 How much of grammar is to be taught?
 How is grammar to be taught?
 The knowledge of grammar may be useful
in teaching, testing, writing research papers,
locating problem areas in learning designing
a syllabus . 9
10. RECOMMENDED READING
 Quirk, Randolf. “On Conceptions of Good
Grammar”, in The English Language and
Images of Matter. London: Oxford University
 Quirk, Randolf, et al. A Grammar of
Contemporary English. London: Longman.
1972.(Sections 1.8to 1.14)
11. USAGE: GRAMMATICALITY
 In Linguistics, conformity to the rules of a
language as formulated by a Grammar
based on a theory of language description.
 The concept became prominent with the
rise of Generative Grammar in the 1960s,
whose primary aim has been the
construction of rules that would distinguish
between the grammatical or well-
formed sentences and the
ungrammatical, deviant, or ill-

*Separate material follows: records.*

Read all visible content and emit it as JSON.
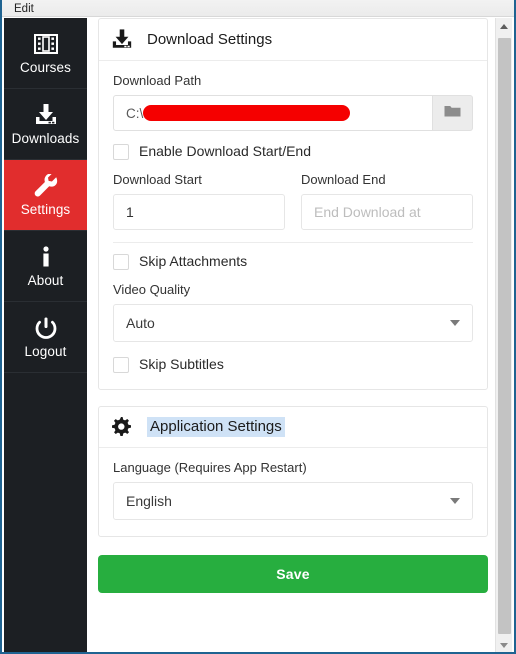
{
  "window": {
    "menubar": {
      "items": [
        "Edit"
      ]
    },
    "accent_blue": "#1f6391"
  },
  "sidebar": {
    "background": "#1c1f23",
    "active_color": "#e12d2d",
    "items": [
      {
        "label": "Courses",
        "icon": "film-icon",
        "active": false
      },
      {
        "label": "Downloads",
        "icon": "download-icon",
        "active": false
      },
      {
        "label": "Settings",
        "icon": "wrench-icon",
        "active": true
      },
      {
        "label": "About",
        "icon": "info-icon",
        "active": false
      },
      {
        "label": "Logout",
        "icon": "power-icon",
        "active": false
      }
    ]
  },
  "download_settings": {
    "title": "Download Settings",
    "icon": "download-icon",
    "download_path": {
      "label": "Download Path",
      "value_prefix": "C:\\",
      "redacted": true,
      "browse_icon": "folder-icon"
    },
    "enable_range": {
      "label": "Enable Download Start/End",
      "checked": false
    },
    "start": {
      "label": "Download Start",
      "value": "1"
    },
    "end": {
      "label": "Download End",
      "value": "",
      "placeholder": "End Download at"
    },
    "skip_attachments": {
      "label": "Skip Attachments",
      "checked": false
    },
    "video_quality": {
      "label": "Video Quality",
      "selected": "Auto"
    },
    "skip_subtitles": {
      "label": "Skip Subtitles",
      "checked": false
    }
  },
  "application_settings": {
    "title": "Application Settings",
    "icon": "gear-icon",
    "title_selected": true,
    "language": {
      "label": "Language (Requires App Restart)",
      "selected": "English"
    }
  },
  "footer": {
    "save_label": "Save",
    "save_color": "#27ae3f"
  },
  "scrollbar": {
    "up_icon": "chevron-up-icon",
    "down_icon": "chevron-down-icon"
  }
}
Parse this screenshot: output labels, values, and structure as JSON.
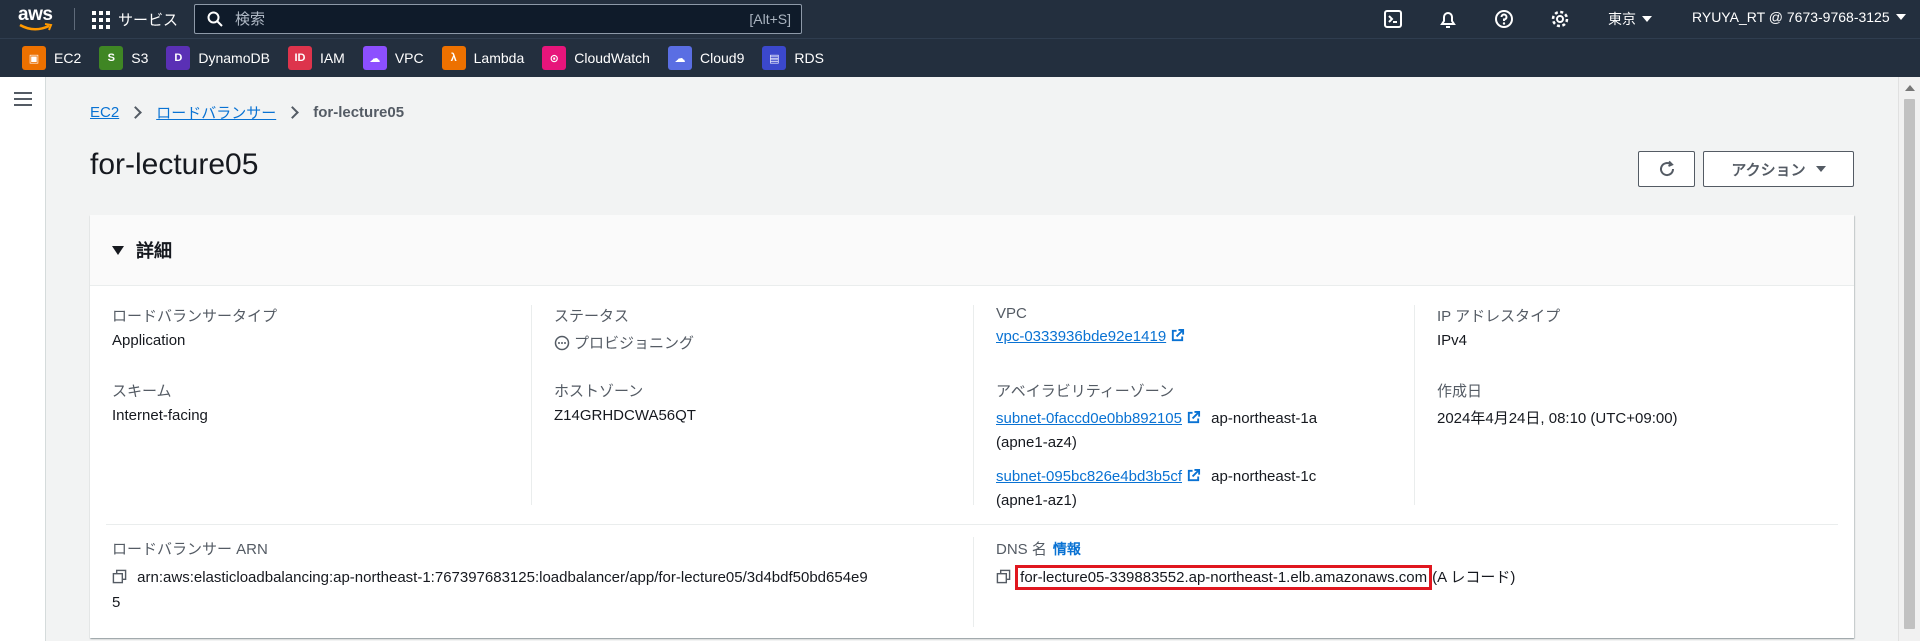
{
  "topnav": {
    "logo_text": "aws",
    "services_label": "サービス",
    "search_placeholder": "検索",
    "search_shortcut": "[Alt+S]",
    "region_label": "東京",
    "account_label": "RYUYA_RT @ 7673-9768-3125",
    "icons": [
      "cloudshell-icon",
      "notifications-icon",
      "help-icon",
      "settings-icon"
    ]
  },
  "favorites": [
    {
      "label": "EC2",
      "color": "#ed7100",
      "icon": "ec2-icon"
    },
    {
      "label": "S3",
      "color": "#3f8624",
      "icon": "s3-icon"
    },
    {
      "label": "DynamoDB",
      "color": "#5a30b5",
      "icon": "dynamodb-icon"
    },
    {
      "label": "IAM",
      "color": "#dd344c",
      "icon": "iam-icon"
    },
    {
      "label": "VPC",
      "color": "#8c4fff",
      "icon": "vpc-icon"
    },
    {
      "label": "Lambda",
      "color": "#ed7100",
      "icon": "lambda-icon"
    },
    {
      "label": "CloudWatch",
      "color": "#e7157b",
      "icon": "cloudwatch-icon"
    },
    {
      "label": "Cloud9",
      "color": "#5a6ee3",
      "icon": "cloud9-icon"
    },
    {
      "label": "RDS",
      "color": "#3b48cc",
      "icon": "rds-icon"
    }
  ],
  "breadcrumb": {
    "items": [
      "EC2",
      "ロードバランサー"
    ],
    "current": "for-lecture05"
  },
  "page": {
    "title": "for-lecture05",
    "actions_label": "アクション"
  },
  "details": {
    "heading": "詳細",
    "lb_type_label": "ロードバランサータイプ",
    "lb_type_value": "Application",
    "scheme_label": "スキーム",
    "scheme_value": "Internet-facing",
    "status_label": "ステータス",
    "status_value": "プロビジョニング",
    "hosted_zone_label": "ホストゾーン",
    "hosted_zone_value": "Z14GRHDCWA56QT",
    "vpc_label": "VPC",
    "vpc_value": "vpc-0333936bde92e1419",
    "az_label": "アベイラビリティーゾーン",
    "az": [
      {
        "subnet": "subnet-0faccd0e0bb892105",
        "zone": "ap-northeast-1a",
        "zone_id": "(apne1-az4)"
      },
      {
        "subnet": "subnet-095bc826e4bd3b5cf",
        "zone": "ap-northeast-1c",
        "zone_id": "(apne1-az1)"
      }
    ],
    "ip_type_label": "IP アドレスタイプ",
    "ip_type_value": "IPv4",
    "created_label": "作成日",
    "created_value": "2024年4月24日, 08:10 (UTC+09:00)",
    "arn_label": "ロードバランサー ARN",
    "arn_value_line1": "arn:aws:elasticloadbalancing:ap-northeast-1:767397683125:loadbalancer/app/for-lecture05/3d4bdf50bd654e9",
    "arn_value_line2": "5",
    "dns_label": "DNS 名",
    "dns_info": "情報",
    "dns_value": "for-lecture05-339883552.ap-northeast-1.elb.amazonaws.com",
    "dns_suffix": "(A レコード)"
  }
}
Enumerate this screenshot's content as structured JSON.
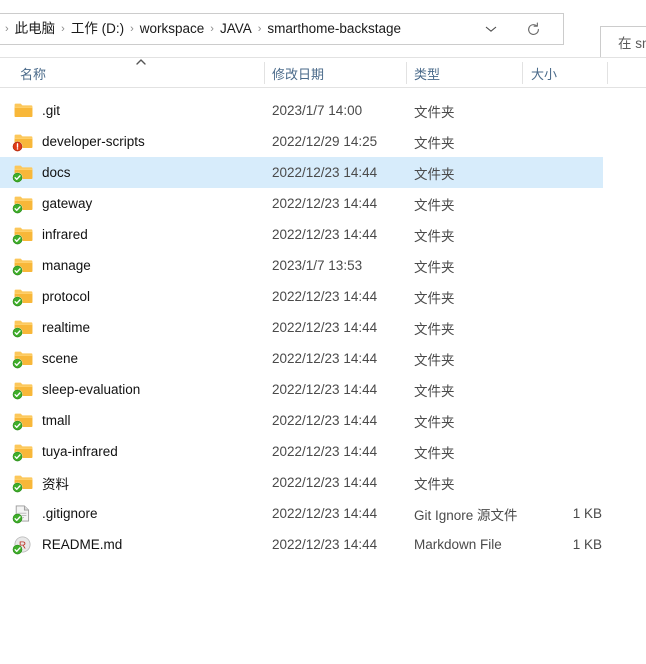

formed sentences of a language.
12. GRAMMATICALITY AND ACCEPTABILITY
 Grammaticality should not be confused with
notions of correctness or acceptability as
determined by prescriptive grammarians.
 Grammaticality has been differentiated
from ACCEPTABILITY, which is based on the
judgements by native speakers as to whether
they would use a sentence or would consider it
 Judgements about what is acceptable may
reflect views that a sentence is nonsensical,
implausible, illogical, stylistically inappropriate, or
13. CRITERIA FOR ACCEPTABILITY
We expect a grammar of a language to
clearly say what is “acceptable” and
“unacceptable” in the language?
“Correct” and “incorrect” suggest
absolute norms, deviations in black
“Acceptable” and “unacceptable”
suggest relative norms, fluid and
variable according to usage, suggests
the possibility of many grey areas.
14. DIFFERENT LEVELS OF UNACCEPTABILITY.
 Sentences: Ungrammatical
not well formed, violating some rule or
convention of grammar.
 Inappropriate: Linguistic Factors:
 Use of non standard English – dialects.
 Informal/ inappropriate registeral variations.
 Collocational devices.
Use of derogatory words
 Non linguistic Factors: Psychological,
Sociological, Aesthetic- Ambiguous statements.
 Semantically odd: not appropriate to the
15. CRITERIA FOR ACCEPTABILITY
 Grammar books generally give us the idea
of “grammaticality” i.e. What constitutes
acceptable sentences on the basis of
grammatical rules and conventions.
 For dialect, register features, and
collocations, standard dictionaries generally
give some help for exhaustive knowledge
we have to depend on our familiarity with
 Social cultural or aesthetic appropriateness
is a relative and variable criteria. 15
16. GRAMMAR AND USAGE
 Grammar is, or should be, a description of usage.
 Grammar and usage are not different.
 Traditional prescriptive school grammar presents
rules which militate against actual usage.
 Modern descriptive grammar has another handicap-
usage is various and keeps on changing. Difficult to
furnish all the details of usage.
 As teachers/ scholars of English we should be
conversant with the facts of English usage.
17. RECOMMENDED READING
 Hosali, Priya and Ray Tongue. A Dictionary of
Collocations for Indian Users of English.
 Leech, Geoffery, et al. English Grammar for
Today. London: Macmillan. 1982. (Part A
 Nihalani, P, et al. Indian and British English: A
Handbook of Usage and Pronunciation. New
Delhi: OUP. 1979
 Trudgill, Peter and Joan Hannah. International
English: A guide to Varieties of Standard
English. London: Edward Arnold. ( pages
18. THANK YOU
Dr. Abha Pandey
Professor and Head
Department of UG, PG and Research in English
Govt. Mahakoshal Arts and Commerce
Autonomous College , Jabalpur